* _What the task requires_:
Write every line below out again exactly, images omitted.

* _Dataset content_:
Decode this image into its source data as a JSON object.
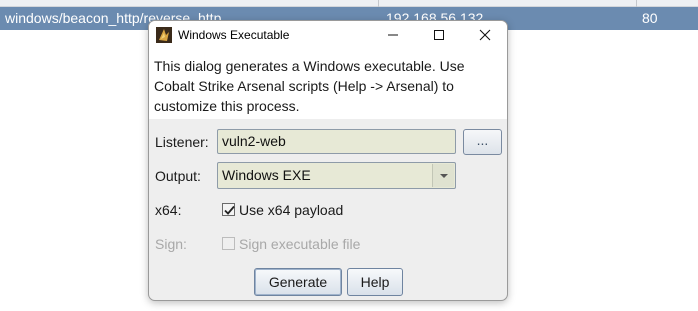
{
  "background_table": {
    "selected_row": {
      "payload": "windows/beacon_http/reverse_http",
      "host": "192.168.56.132",
      "port": "80"
    }
  },
  "dialog": {
    "title": "Windows Executable",
    "description": "This dialog generates a Windows executable. Use Cobalt Strike Arsenal scripts (Help -> Arsenal) to customize this process.",
    "listener": {
      "label": "Listener:",
      "value": "vuln2-web",
      "browse_label": "..."
    },
    "output": {
      "label": "Output:",
      "selected": "Windows EXE"
    },
    "x64": {
      "label": "x64:",
      "checkbox_label": "Use x64 payload",
      "checked": true
    },
    "sign": {
      "label": "Sign:",
      "checkbox_label": "Sign executable file",
      "checked": false,
      "enabled": false
    },
    "buttons": {
      "generate": "Generate",
      "help": "Help"
    }
  },
  "icons": [
    "cobalt-strike-icon",
    "minimize-icon",
    "maximize-icon",
    "close-icon",
    "dropdown-arrow-icon",
    "checkmark-icon"
  ]
}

* _Exercise solution_:
Decode this image into its source data as a JSON object.
{
  "background_table": {
    "selected_row": {
      "payload": "windows/beacon_http/reverse_http",
      "host": "192.168.56.132",
      "port": "80"
    }
  },
  "dialog": {
    "title": "Windows Executable",
    "description": "This dialog generates a Windows executable. Use Cobalt Strike Arsenal scripts (Help -> Arsenal) to customize this process.",
    "listener": {
      "label": "Listener:",
      "value": "vuln2-web",
      "browse_label": "..."
    },
    "output": {
      "label": "Output:",
      "selected": "Windows EXE"
    },
    "x64": {
      "label": "x64:",
      "checkbox_label": "Use x64 payload",
      "checked": true
    },
    "sign": {
      "label": "Sign:",
      "checkbox_label": "Sign executable file",
      "checked": false,
      "enabled": false
    },
    "buttons": {
      "generate": "Generate",
      "help": "Help"
    }
  },
  "icons": [
    "cobalt-strike-icon",
    "minimize-icon",
    "maximize-icon",
    "close-icon",
    "dropdown-arrow-icon",
    "checkmark-icon"
  ]
}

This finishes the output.